= The problem =
What lines in the records below contain the string "access"? Copy every one.

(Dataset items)
>>
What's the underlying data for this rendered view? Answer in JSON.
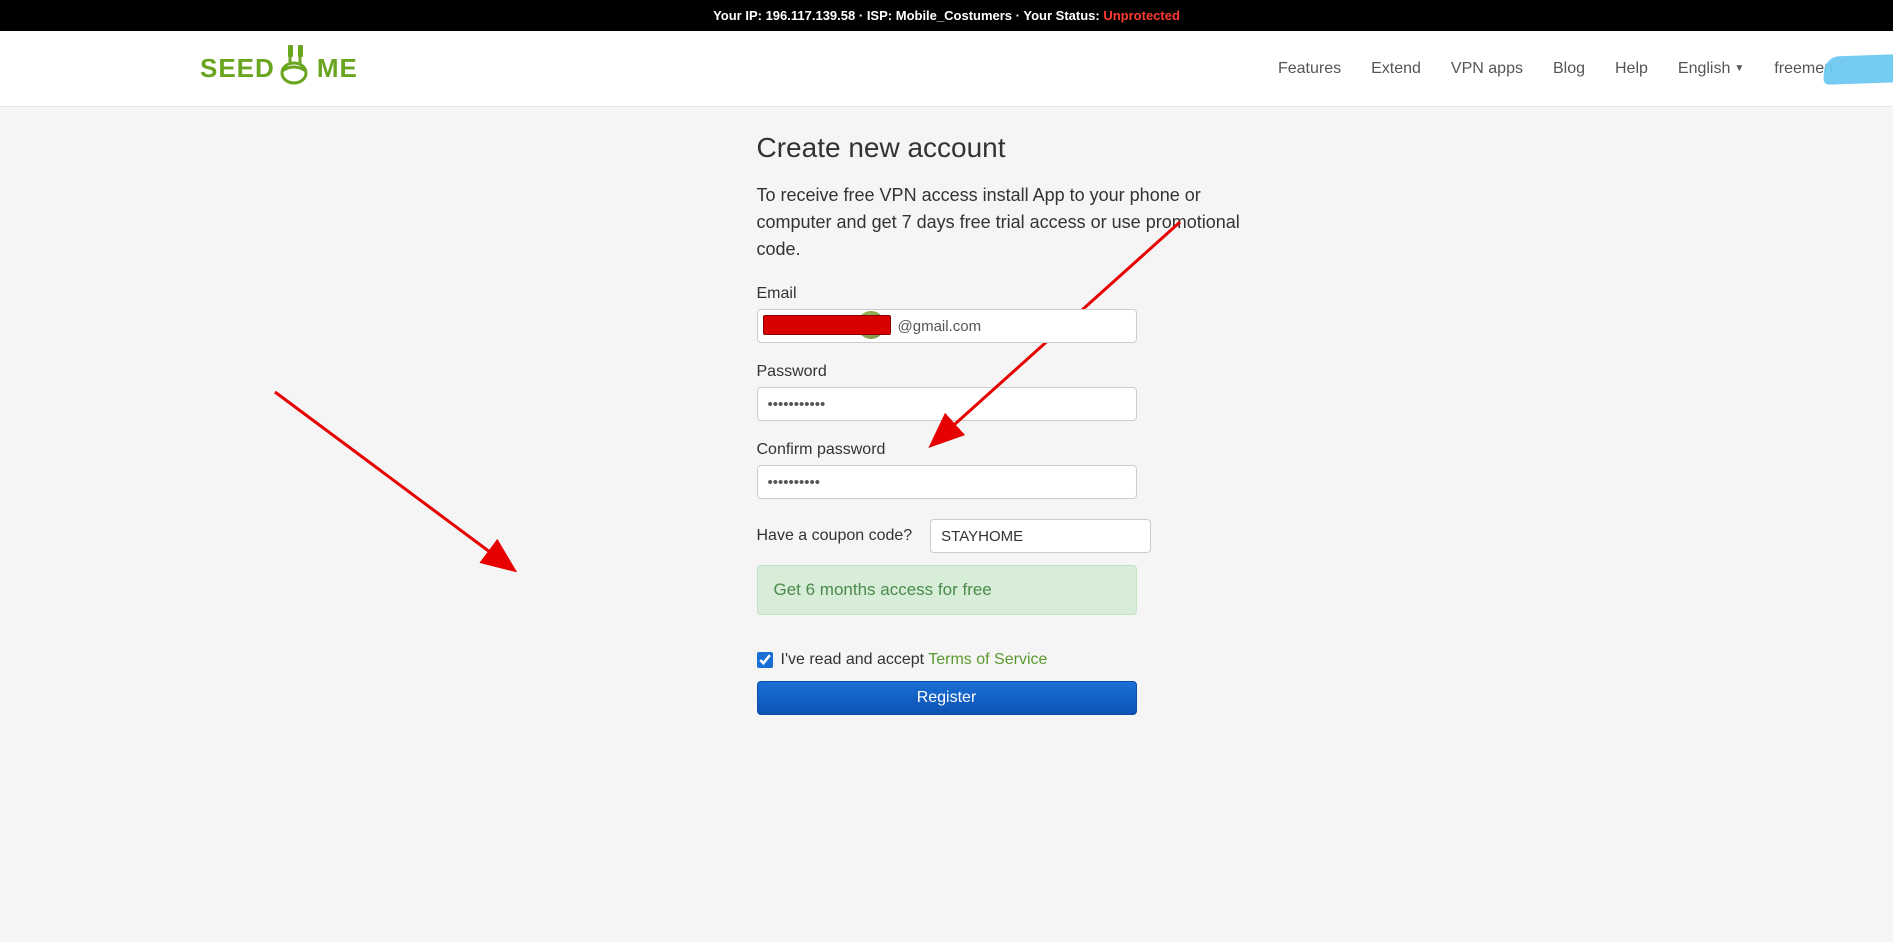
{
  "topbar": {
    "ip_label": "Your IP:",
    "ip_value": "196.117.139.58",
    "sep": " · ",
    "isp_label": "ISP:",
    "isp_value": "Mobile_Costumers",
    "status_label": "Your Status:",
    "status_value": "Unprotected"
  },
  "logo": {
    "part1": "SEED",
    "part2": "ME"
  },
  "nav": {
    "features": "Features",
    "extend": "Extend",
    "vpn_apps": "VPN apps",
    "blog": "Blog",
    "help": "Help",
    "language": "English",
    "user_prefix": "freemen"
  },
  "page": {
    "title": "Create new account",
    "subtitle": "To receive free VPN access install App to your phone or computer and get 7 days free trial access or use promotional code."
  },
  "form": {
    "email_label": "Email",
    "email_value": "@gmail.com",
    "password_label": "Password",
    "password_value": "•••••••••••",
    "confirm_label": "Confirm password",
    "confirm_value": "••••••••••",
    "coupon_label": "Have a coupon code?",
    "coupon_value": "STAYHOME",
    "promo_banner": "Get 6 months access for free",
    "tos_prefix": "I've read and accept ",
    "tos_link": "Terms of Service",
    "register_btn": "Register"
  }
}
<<
= Your response =
    "subtitle": "To receive free VPN access install App to your phone or computer and get 7 days free trial access or use promotional code."
    "promo_banner": "Get 6 months access for free",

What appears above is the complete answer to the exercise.